### Activity:
Return each line of the listing that follows in which the string "arrow" can be found.

### Available data:
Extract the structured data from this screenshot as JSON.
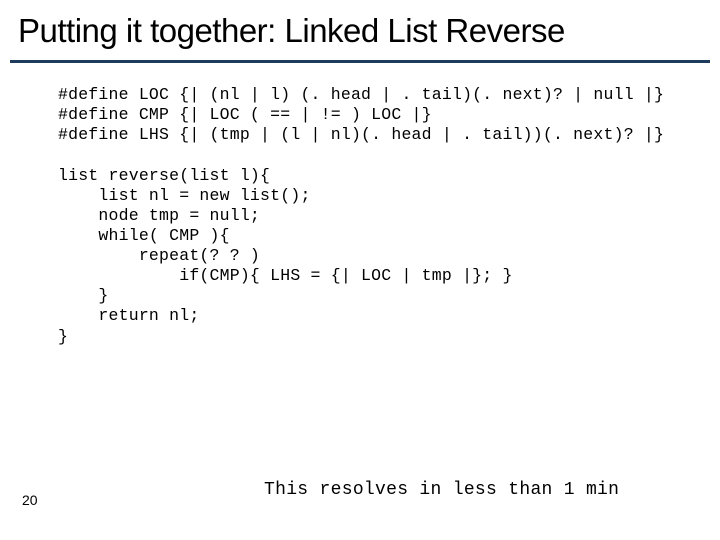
{
  "title": "Putting it together: Linked List Reverse",
  "code": "#define LOC {| (nl | l) (. head | . tail)(. next)? | null |}\n#define CMP {| LOC ( == | != ) LOC |}\n#define LHS {| (tmp | (l | nl)(. head | . tail))(. next)? |}\n\nlist reverse(list l){\n    list nl = new list();\n    node tmp = null;\n    while( CMP ){\n        repeat(? ? )\n            if(CMP){ LHS = {| LOC | tmp |}; }\n    }\n    return nl;\n}",
  "footer": "This resolves in less than 1 min",
  "page": "20"
}
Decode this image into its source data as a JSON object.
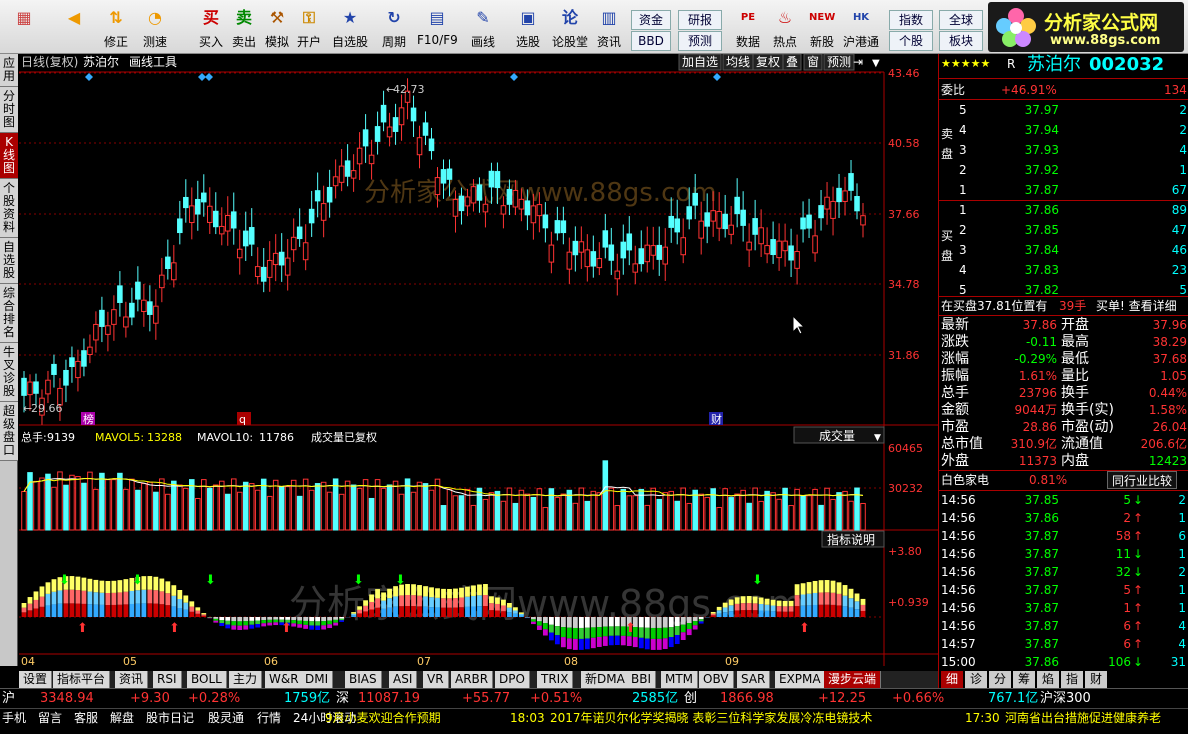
{
  "toolbar": {
    "buttons": [
      {
        "label": "",
        "icon": "grid-icon",
        "glyph": "▦",
        "color": "#c44"
      },
      {
        "label": "",
        "icon": "back-arrow-icon",
        "glyph": "◀",
        "color": "#e90"
      },
      {
        "label": "修正",
        "icon": "up-down-arrow-icon",
        "glyph": "⇅",
        "color": "#e90"
      },
      {
        "label": "测速",
        "icon": "speed-icon",
        "glyph": "◔",
        "color": "#e90"
      },
      {
        "label": "测速",
        "icon": "clock-icon",
        "glyph": "◷",
        "color": "#c60"
      },
      {
        "label": "买入",
        "icon": "buy-icon",
        "glyph": "买",
        "color": "#c00"
      },
      {
        "label": "卖出",
        "icon": "sell-icon",
        "glyph": "卖",
        "color": "#080"
      },
      {
        "label": "模拟",
        "icon": "hammer-icon",
        "glyph": "⚒",
        "color": "#a50"
      },
      {
        "label": "开户",
        "icon": "lock-icon",
        "glyph": "⚿",
        "color": "#c80"
      },
      {
        "label": "自选股",
        "icon": "star-icon",
        "glyph": "★",
        "color": "#24a"
      },
      {
        "label": "周期",
        "icon": "cycle-icon",
        "glyph": "↻",
        "color": "#24a"
      },
      {
        "label": "F10/F9",
        "icon": "f10-icon",
        "glyph": "▤",
        "color": "#24a"
      },
      {
        "label": "画线",
        "icon": "pencil-icon",
        "glyph": "✎",
        "color": "#24a"
      },
      {
        "label": "选股",
        "icon": "select-icon",
        "glyph": "▣",
        "color": "#24a"
      },
      {
        "label": "论股堂",
        "icon": "discuss-icon",
        "glyph": "论",
        "color": "#24a"
      },
      {
        "label": "资讯",
        "icon": "news-icon",
        "glyph": "▥",
        "color": "#24a"
      },
      {
        "label": "数据",
        "icon": "pe-icon",
        "glyph": "PE",
        "color": "#c00"
      },
      {
        "label": "热点",
        "icon": "hot-icon",
        "glyph": "♨",
        "color": "#c00"
      },
      {
        "label": "新股",
        "icon": "new-stock-icon",
        "glyph": "NEW",
        "color": "#c00"
      },
      {
        "label": "沪港通",
        "icon": "hk-icon",
        "glyph": "HK",
        "color": "#24a"
      }
    ],
    "small": [
      "资金",
      "BBD",
      "研报",
      "预测",
      "指数",
      "个股",
      "全球",
      "板块"
    ],
    "logo1": "分析家公式网",
    "logo2": "www.88gs.com"
  },
  "leftbar": [
    "应用",
    "分时图",
    "K线图",
    "个股资料",
    "自选股",
    "综合排名",
    "牛叉诊股",
    "超级盘口"
  ],
  "chart": {
    "top_labels": [
      "日线(复权)",
      "苏泊尔",
      "画线工具"
    ],
    "top_buttons": [
      "加自选",
      "均线",
      "复权",
      "叠",
      "窗",
      "预测"
    ],
    "price_ticks": [
      "43.46",
      "40.58",
      "37.66",
      "34.78",
      "31.86"
    ],
    "high": "42.73",
    "low": "29.66",
    "markers": [
      "榜",
      "q",
      "财"
    ],
    "watermark1": "分析家公式网www.88gs.com",
    "watermark2": "分析家公式网www.88gs.com",
    "vol_info": {
      "label": "总手:",
      "val": "9139",
      "ma5_label": "MAVOL5:",
      "ma5": "13288",
      "ma10_label": "MAVOL10:",
      "ma10": "11786",
      "note": "成交量已复权",
      "dropdown": "成交量"
    },
    "vol_ticks": [
      "60465",
      "30232"
    ],
    "ind_ticks": [
      "+3.80",
      "+0.939"
    ],
    "ind_btn": "指标说明",
    "months": [
      "04",
      "05",
      "06",
      "07",
      "08",
      "09"
    ]
  },
  "tabs": [
    "设置",
    "指标平台",
    "资讯",
    "RSI",
    "BOLL",
    "主力",
    "W&R",
    "DMI",
    "BIAS",
    "ASI",
    "VR",
    "ARBR",
    "DPO",
    "TRIX",
    "新DMA",
    "BBI",
    "MTM",
    "OBV",
    "SAR",
    "EXPMA",
    "漫步云端"
  ],
  "right": {
    "name": "苏泊尔",
    "code": "002032",
    "weibi_label": "委比",
    "weibi": "+46.91%",
    "weibi_n": "134",
    "sell_label": "卖盘",
    "sell": [
      [
        "5",
        "37.97",
        "2"
      ],
      [
        "4",
        "37.94",
        "2"
      ],
      [
        "3",
        "37.93",
        "4"
      ],
      [
        "2",
        "37.92",
        "1"
      ],
      [
        "1",
        "37.87",
        "67"
      ]
    ],
    "buy_label": "买盘",
    "buy": [
      [
        "1",
        "37.86",
        "89"
      ],
      [
        "2",
        "37.85",
        "47"
      ],
      [
        "3",
        "37.84",
        "46"
      ],
      [
        "4",
        "37.83",
        "23"
      ],
      [
        "5",
        "37.82",
        "5"
      ]
    ],
    "info_line": "在买盘37.81位置有",
    "info_n": "39手",
    "info_tail": "买单! 查看详细",
    "quote": [
      [
        "最新",
        "37.86",
        "开盘",
        "37.96"
      ],
      [
        "涨跌",
        "-0.11",
        "最高",
        "38.29"
      ],
      [
        "涨幅",
        "-0.29%",
        "最低",
        "37.68"
      ],
      [
        "振幅",
        "1.61%",
        "量比",
        "1.05"
      ],
      [
        "总手",
        "23796",
        "换手",
        "0.44%"
      ],
      [
        "金额",
        "9044万",
        "换手(实)",
        "1.58%"
      ],
      [
        "市盈",
        "28.86",
        "市盈(动)",
        "26.04"
      ],
      [
        "总市值",
        "310.9亿",
        "流通值",
        "206.6亿"
      ],
      [
        "外盘",
        "11373",
        "内盘",
        "12423"
      ]
    ],
    "sector": "白色家电",
    "sector_pct": "0.81%",
    "compare": "同行业比较",
    "ticks": [
      [
        "14:56",
        "37.85",
        "5",
        "↓",
        "2"
      ],
      [
        "14:56",
        "37.86",
        "2",
        "↑",
        "1"
      ],
      [
        "14:56",
        "37.87",
        "58",
        "↑",
        "6"
      ],
      [
        "14:56",
        "37.87",
        "11",
        "↓",
        "1"
      ],
      [
        "14:56",
        "37.87",
        "32",
        "↓",
        "2"
      ],
      [
        "14:56",
        "37.87",
        "5",
        "↑",
        "1"
      ],
      [
        "14:56",
        "37.87",
        "1",
        "↑",
        "1"
      ],
      [
        "14:56",
        "37.87",
        "6",
        "↑",
        "4"
      ],
      [
        "14:57",
        "37.87",
        "6",
        "↑",
        "4"
      ],
      [
        "15:00",
        "37.86",
        "106",
        "↓",
        "31"
      ]
    ],
    "bottom_tabs": [
      "细",
      "诊",
      "分",
      "筹",
      "焰",
      "指",
      "财"
    ]
  },
  "status": {
    "sh": "沪",
    "sh_idx": "3348.94",
    "sh_chg": "+9.30",
    "sh_pct": "+0.28%",
    "sh_amt": "1759亿",
    "sz": "深",
    "sz_idx": "11087.19",
    "sz_chg": "+55.77",
    "sz_pct": "+0.51%",
    "sz_amt": "2585亿",
    "cy": "创",
    "cy_idx": "1866.98",
    "cy_chg": "+12.25",
    "cy_pct": "+0.66%",
    "cy_amt": "767.1亿",
    "hs": "沪深300"
  },
  "news": {
    "items": [
      "手机",
      "留言",
      "客服",
      "解盘",
      "股市日记",
      "股灵通",
      "行情",
      "24小时滚动"
    ],
    "headline1": "9月小麦欢迎合作预期",
    "time2": "18:03",
    "headline2": "2017年诺贝尔化学奖揭晓 表彰三位科学家发展冷冻电镜技术",
    "time3": "17:30",
    "headline3": "河南省出台措施促进健康养老"
  }
}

### Answer:
        "icon": "back-arrow-icon",
        "icon": "up-down-arrow-icon",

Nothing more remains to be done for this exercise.